  1. Replication in SQL Server Part 1
  2. Replication in SQL Server Part 2
  3. Replication in SQL Server Part 3
  4. Replication in SQL Server Part 4
  5. SQL Server DMV Replication Monitoring Part 1
  6. SQL Server DMV Replication Monitoring Part 2
  7. SQL Server DMV Replication Monitoring Part 3
  8. SQL Server DMV Replication Monitoring Part 4
  9. الأكواد الديناميكية لمراقبة ومتابعة حلول تزامن البيانات 1/ 3
  10. الأكواد الديناميكية لمراقبة ومتابعة حلول تزامن البيانات 2/ 3
  11. الأكواد الديناميكية لمراقبة ومتابعة حلول تزامن البيانات 3/ 3

Follow me because i will do one online session in replication and i will enhance all this posts by adding lot of other information in replication .

To check all my posts you can direct to my personal website or you can download this Excel sheet My Technical POSTS

View all my tips , LinkedIn Website Slideshare ,Youtube Channel.

 
Leave a comment

Posted by on April 14, 2015 in Administration

 

Tags: , , , , ,

Where is index location on Database?

Where is index location on Database?

Where is index location on Database? 

Hi guys today I will show smoothing is easy but more important to know about it {Where is the index live} by the below DMV we can return all the index with table name and with File group hosted on it , another thing you can use this DMV to know the heap tables , Clustered index , non-Clustered index

Index Location:

WITH C AS
(

SELECT ps.data_space_id
, f.name
, d.physical_name
FROM sys.filegroups f
JOIN sys.database_files d ON d.data_space_id = f.data_space_id
JOIN sys.destination_data_spaces dds ON dds.data_space_id = f.data_space_id
JOIN sys.partition_schemes ps ON ps.data_space_id = dds.partition_scheme_id

UNION

SELECT f.data_space_id
, f.name
, d.physical_name
FROM sys.filegroups f
JOIN sys.database_files d ON d.data_space_id = f.data_space_id
)
–SELECT * FROM c
SELECT [ObjectName] = OBJECT_NAME(i.[object_id])
, [IndexID] = i.[index_id]
, [IndexName] = i.[name]
, [IndexType] = i.[type_desc]
, [Partitioned] = CASE WHEN ps.data_space_id IS NULL THEN ‘No’
ELSE ‘Yes’
END
, [StorageName] = ISNULL(ps.name, f.name)
, [FileGroupPaths] = CAST(( SELECT name AS “FileGroup”
, physical_name AS “DatabaseFile”
FROM C

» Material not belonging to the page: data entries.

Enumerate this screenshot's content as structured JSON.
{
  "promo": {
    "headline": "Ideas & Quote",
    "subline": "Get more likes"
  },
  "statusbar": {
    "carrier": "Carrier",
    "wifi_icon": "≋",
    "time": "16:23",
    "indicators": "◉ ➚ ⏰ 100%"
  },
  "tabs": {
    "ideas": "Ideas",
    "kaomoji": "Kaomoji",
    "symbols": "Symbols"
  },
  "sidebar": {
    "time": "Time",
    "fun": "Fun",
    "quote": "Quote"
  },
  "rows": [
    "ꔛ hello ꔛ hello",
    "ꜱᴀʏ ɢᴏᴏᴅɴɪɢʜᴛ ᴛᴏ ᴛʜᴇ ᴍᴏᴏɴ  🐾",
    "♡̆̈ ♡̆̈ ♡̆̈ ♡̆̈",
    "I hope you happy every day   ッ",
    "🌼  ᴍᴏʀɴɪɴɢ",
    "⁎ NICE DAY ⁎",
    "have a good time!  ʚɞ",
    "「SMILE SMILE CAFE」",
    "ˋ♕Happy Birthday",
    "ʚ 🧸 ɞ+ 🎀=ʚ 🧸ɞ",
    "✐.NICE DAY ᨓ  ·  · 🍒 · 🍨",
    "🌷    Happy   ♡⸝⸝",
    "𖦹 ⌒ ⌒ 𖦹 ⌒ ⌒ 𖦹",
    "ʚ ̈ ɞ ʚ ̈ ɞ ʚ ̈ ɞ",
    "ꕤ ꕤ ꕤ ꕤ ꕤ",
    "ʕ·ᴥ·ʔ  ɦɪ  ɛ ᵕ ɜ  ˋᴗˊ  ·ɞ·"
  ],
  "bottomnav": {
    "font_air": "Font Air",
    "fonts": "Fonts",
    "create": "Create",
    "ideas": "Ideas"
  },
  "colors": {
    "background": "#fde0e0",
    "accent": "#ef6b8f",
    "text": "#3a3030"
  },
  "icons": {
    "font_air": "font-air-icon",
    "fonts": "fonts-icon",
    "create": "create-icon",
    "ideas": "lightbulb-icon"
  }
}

WHERE i.data_space_id = c.data_space_id
FOR
XML PATH(”)
) AS XML)
FROM [sys].[indexes] i
LEFT JOIN sys.partition_schemes ps ON ps.data_space_id = i.data_space_id
LEFT JOIN sys.filegroups f ON f.data_space_id = i.data_space_id
WHERE OBJECTPROPERTY(i.[object_id], ‘IsUserTable’) = 1
ORDER BY [ObjectName], [IndexName]

index

Follow me because next post I will explain everything about the index and How you can build you index model How you can Enhance your expensive query by index more Secrets in the index …ETC

 

 
Leave a comment

Posted by on January 22, 2015 in Administration

 

Tags: , , ,

How to Grant Show Plan Privilege

How to Grant Show Plan Privilege

Showplan Privilege it’s granted for any one need to see the execution plane for SQL Server query to check the performance of the index or doing index analysis.

Grant Showplan for one user in one database  :

GRANT Showplan TO [DominName\username]

Grant Showplan for one user in All databases in one SQL instance:

 EXEC sp_MSforeachdb N’IF EXISTS
(
SELECT 1 FROM sys.databases WHERE name = ”?”
AND Is_read_only <> 1
)
BEGIN
print ”Use [?]; GRANT Showplan TO [DominName\username]”
END’;

after the execution take the Print scripts and run it in another session.

 
1 Comment

Posted by on November 16, 2014 in Administration

 

Tags: , ,